Proceedings of the 1st Mediterranean Congress on Radiation Protection, pp. 240-244, April 5-7, 1994, Athens
MEASUREMENTS OF NATURAL RADIOACTIVITY IN GREEK BUILDING MATERIALS

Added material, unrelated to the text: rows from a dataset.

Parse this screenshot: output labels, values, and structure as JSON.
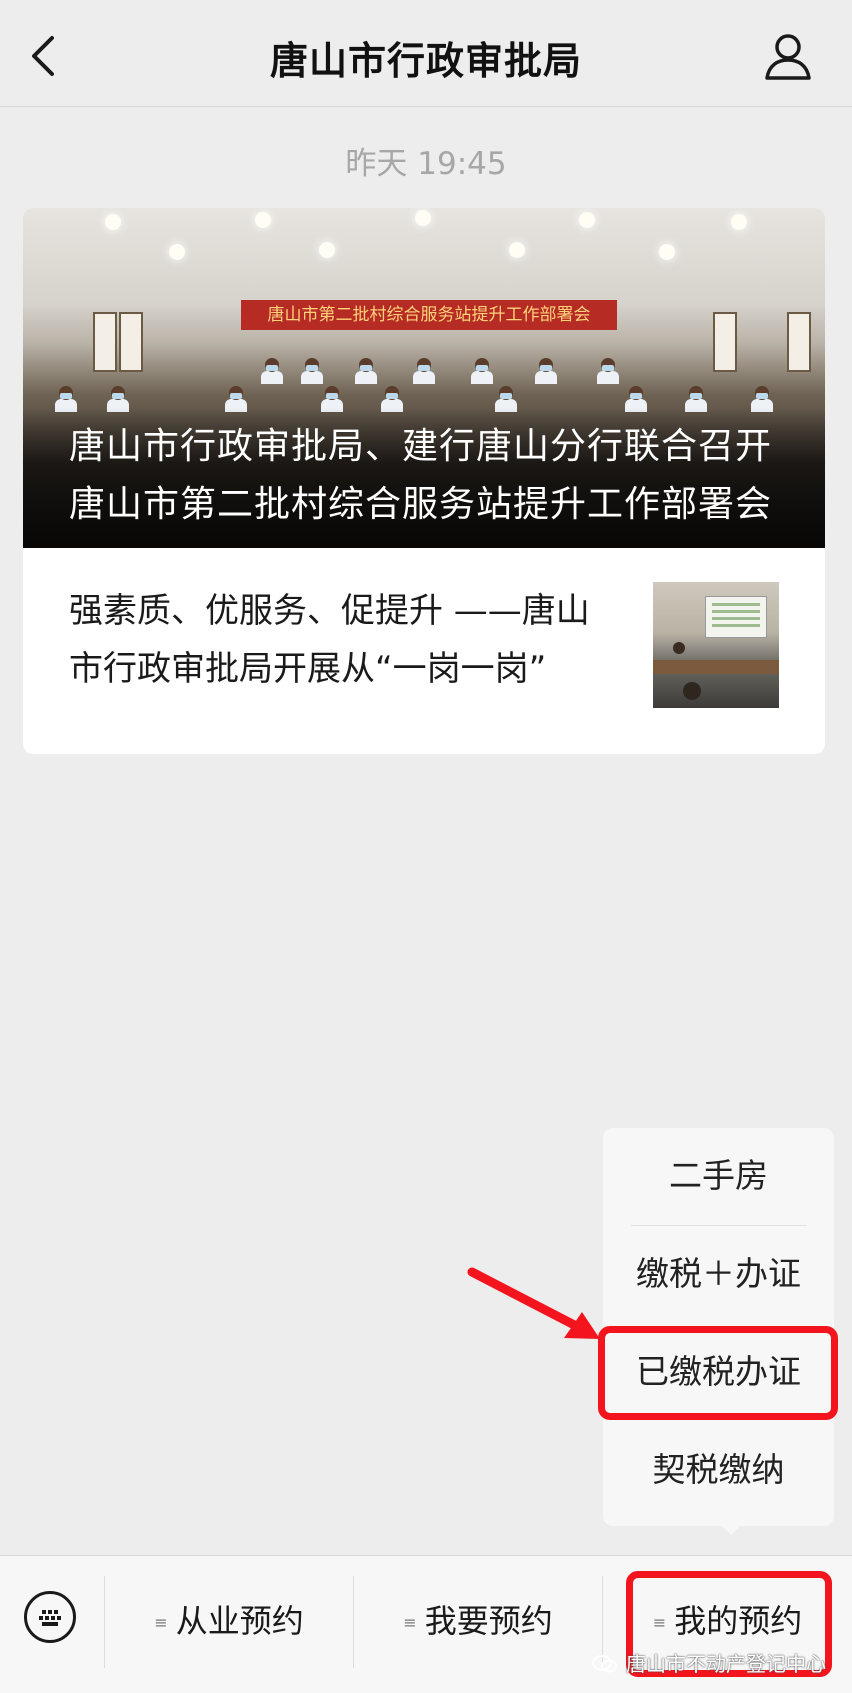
{
  "header": {
    "title": "唐山市行政审批局",
    "back_icon": "chevron-left-icon",
    "profile_icon": "person-icon"
  },
  "chat": {
    "timestamp": "昨天 19:45"
  },
  "article_card": {
    "main": {
      "title": "唐山市行政审批局、建行唐山分行联合召开唐山市第二批村综合服务站提升工作部署会",
      "cover_banner_text": "唐山市第二批村综合服务站提升工作部署会"
    },
    "sub": {
      "title": "强素质、优服务、促提升 ——唐山市行政审批局开展从“一岗一岗”"
    }
  },
  "popup_menu": {
    "items": [
      {
        "label": "二手房"
      },
      {
        "label": "缴税＋办证"
      },
      {
        "label": "已缴税办证"
      },
      {
        "label": "契税缴纳"
      }
    ]
  },
  "bottom_menu": {
    "keyboard_icon": "keyboard-icon",
    "items": [
      {
        "label": "从业预约"
      },
      {
        "label": "我要预约"
      },
      {
        "label": "我的预约"
      }
    ]
  },
  "watermark": {
    "text": "唐山市不动产登记中心"
  },
  "colors": {
    "background": "#ededed",
    "highlight": "#f4141e",
    "popup": "#f7f7f7"
  }
}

Radon in indoor air is partly due to its exhalation from building materials. It is therefore important to develop techniques for measuring the exhalation rates from such materials and also from their structural modules, such as test walls and concrete slabs. These techniques could be also employed for estimating the remediating effect of coatings used as radon barriers on walls, floors and ceilings. For this purpose an air-tight, N2 filled, 1m³ steel container has been constructed, in which raw building materials and prototype structural modules of volume not exceeding 100 L are enclosed for evaluating their exhalation rate. The environment is conditioned by a heating unit, a humidifier and an air blower, in order to control temperature and humidity over the range 12-45 °C and 15-99% respectively; an aerosol generating system is used to produce particles. The container is equipped with several monitoring transducers on line to data acquisition computers. Radon progeny radiation is continuously monitored in-situ via a 2x2'' Am-doped NaI detector stabilised for spectrum shifts. Several port holes located on the upper and side walls, allow for grab sampling of the radon progeny on high efficiency filters by pumping approximately 15% of the enclosed N2 through the container using accurate flowrate control. The filters are then analysed using high-resolution gamma and alpha spectrographic techniques. The container is calibrated with a Ra-226 source of a nominal activity of 102.8 kBq, shielded in a small metal drum with a lid which can be remotely opened or closed. Concentration of the homogeneously distributed radon can be regulated up to 100 kBq/m³ by appropriately closing or opening the drum. The efficiency of the container has been experimentally determined ranging within 5-30% depending on the environmental conditions inside it.